= ACTIVITY =
Filter the listing below for "Project" and report every line that has it.

** Opening SUPPLIED RECORDS block **

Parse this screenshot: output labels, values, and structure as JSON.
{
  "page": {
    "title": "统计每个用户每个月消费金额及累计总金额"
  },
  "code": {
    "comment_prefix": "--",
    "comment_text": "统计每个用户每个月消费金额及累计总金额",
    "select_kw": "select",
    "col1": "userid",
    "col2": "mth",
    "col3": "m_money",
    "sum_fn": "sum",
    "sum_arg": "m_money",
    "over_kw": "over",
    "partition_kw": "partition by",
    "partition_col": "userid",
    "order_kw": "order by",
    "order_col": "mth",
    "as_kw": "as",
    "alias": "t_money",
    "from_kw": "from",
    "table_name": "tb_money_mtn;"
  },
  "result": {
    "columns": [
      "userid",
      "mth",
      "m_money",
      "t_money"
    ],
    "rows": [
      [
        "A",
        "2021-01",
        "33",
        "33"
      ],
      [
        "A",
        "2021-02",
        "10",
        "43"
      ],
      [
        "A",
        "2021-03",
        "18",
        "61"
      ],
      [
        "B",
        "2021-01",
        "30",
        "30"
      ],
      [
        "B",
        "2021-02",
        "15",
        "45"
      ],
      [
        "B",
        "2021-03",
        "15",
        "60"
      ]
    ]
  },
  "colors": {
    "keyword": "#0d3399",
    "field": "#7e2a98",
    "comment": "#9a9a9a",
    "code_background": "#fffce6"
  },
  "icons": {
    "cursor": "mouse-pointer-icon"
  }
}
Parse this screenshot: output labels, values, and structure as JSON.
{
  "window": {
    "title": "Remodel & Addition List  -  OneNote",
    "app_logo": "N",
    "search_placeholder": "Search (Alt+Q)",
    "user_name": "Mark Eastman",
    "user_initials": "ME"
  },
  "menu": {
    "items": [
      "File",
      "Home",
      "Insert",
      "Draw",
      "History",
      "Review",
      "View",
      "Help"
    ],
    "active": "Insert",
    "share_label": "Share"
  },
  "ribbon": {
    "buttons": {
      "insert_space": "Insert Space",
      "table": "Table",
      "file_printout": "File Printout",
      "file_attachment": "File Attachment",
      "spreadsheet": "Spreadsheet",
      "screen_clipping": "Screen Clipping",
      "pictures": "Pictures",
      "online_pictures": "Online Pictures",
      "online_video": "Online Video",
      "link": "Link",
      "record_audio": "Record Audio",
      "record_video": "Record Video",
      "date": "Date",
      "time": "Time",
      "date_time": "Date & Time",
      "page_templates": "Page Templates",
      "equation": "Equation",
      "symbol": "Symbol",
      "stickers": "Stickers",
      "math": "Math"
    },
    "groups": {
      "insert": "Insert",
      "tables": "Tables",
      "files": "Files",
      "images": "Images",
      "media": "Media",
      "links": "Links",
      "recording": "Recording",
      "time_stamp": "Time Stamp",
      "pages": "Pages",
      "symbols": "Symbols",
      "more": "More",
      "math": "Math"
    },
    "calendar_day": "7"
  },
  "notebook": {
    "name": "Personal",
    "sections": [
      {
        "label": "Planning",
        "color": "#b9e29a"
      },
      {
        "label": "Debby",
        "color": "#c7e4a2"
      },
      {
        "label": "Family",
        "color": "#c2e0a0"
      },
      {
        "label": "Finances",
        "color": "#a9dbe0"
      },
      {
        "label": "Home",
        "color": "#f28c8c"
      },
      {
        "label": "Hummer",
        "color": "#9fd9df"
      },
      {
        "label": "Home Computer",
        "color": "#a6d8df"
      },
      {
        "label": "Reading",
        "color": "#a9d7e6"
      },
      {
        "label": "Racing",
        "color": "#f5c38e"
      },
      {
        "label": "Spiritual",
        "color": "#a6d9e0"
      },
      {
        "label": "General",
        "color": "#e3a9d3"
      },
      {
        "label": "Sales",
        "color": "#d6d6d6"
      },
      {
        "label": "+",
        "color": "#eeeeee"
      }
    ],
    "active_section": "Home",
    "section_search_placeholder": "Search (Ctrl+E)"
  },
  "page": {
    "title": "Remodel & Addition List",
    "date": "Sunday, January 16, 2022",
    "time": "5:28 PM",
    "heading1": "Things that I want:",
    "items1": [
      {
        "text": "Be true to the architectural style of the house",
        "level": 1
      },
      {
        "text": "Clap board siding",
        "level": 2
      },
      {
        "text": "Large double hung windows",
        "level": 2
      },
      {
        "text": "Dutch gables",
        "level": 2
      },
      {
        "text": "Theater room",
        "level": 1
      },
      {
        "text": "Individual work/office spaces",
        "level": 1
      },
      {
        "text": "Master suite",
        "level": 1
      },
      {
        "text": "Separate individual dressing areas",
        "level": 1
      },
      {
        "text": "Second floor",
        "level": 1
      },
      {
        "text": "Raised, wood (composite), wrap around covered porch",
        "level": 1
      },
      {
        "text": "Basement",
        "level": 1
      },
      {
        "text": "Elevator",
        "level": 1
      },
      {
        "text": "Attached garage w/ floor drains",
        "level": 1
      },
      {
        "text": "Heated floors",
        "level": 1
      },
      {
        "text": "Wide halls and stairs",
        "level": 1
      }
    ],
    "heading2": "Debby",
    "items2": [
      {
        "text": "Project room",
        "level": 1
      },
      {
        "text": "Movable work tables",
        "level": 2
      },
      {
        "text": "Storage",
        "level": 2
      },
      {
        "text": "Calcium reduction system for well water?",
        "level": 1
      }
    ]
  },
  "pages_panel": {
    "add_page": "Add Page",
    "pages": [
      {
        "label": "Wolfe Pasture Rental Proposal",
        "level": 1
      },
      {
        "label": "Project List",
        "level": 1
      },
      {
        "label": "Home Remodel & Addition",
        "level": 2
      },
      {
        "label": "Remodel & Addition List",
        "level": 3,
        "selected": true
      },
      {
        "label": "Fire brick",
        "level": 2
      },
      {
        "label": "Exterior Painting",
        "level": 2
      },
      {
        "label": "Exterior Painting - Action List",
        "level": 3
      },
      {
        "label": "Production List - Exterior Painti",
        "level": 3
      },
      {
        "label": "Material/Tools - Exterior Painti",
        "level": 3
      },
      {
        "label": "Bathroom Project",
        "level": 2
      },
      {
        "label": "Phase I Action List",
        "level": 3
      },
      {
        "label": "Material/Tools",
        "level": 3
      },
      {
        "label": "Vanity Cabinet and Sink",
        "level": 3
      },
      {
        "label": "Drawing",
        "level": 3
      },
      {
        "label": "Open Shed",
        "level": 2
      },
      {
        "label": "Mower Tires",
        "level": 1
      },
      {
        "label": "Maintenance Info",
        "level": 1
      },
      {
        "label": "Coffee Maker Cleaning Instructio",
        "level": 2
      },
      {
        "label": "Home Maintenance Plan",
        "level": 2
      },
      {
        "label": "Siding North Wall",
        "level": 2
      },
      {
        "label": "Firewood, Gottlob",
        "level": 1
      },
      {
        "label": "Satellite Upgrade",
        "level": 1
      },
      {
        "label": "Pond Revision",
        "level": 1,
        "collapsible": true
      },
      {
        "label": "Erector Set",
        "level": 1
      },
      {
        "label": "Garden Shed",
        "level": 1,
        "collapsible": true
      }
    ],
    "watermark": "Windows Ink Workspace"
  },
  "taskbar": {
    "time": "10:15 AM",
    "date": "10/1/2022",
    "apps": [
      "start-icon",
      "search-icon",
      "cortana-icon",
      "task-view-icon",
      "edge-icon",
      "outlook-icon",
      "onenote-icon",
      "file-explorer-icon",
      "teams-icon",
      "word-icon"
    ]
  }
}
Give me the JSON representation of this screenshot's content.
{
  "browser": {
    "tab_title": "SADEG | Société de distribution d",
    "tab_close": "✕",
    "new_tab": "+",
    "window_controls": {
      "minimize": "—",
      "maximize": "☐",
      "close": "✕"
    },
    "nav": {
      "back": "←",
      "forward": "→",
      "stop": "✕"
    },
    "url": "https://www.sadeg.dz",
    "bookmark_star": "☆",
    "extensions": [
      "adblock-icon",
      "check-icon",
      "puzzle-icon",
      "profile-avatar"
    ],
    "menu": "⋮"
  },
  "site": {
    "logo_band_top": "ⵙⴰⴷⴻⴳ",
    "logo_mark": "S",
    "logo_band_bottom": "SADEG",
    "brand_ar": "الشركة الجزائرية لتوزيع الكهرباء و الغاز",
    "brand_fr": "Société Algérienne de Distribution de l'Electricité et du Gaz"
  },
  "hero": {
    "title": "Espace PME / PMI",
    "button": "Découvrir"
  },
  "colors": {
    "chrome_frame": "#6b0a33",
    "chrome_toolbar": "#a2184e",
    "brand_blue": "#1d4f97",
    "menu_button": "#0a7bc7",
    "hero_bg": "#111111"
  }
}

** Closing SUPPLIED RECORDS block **

= TASK ANSWER =
        "text": "Project room",
        "label": "Project List",
        "label": "Bathroom Project",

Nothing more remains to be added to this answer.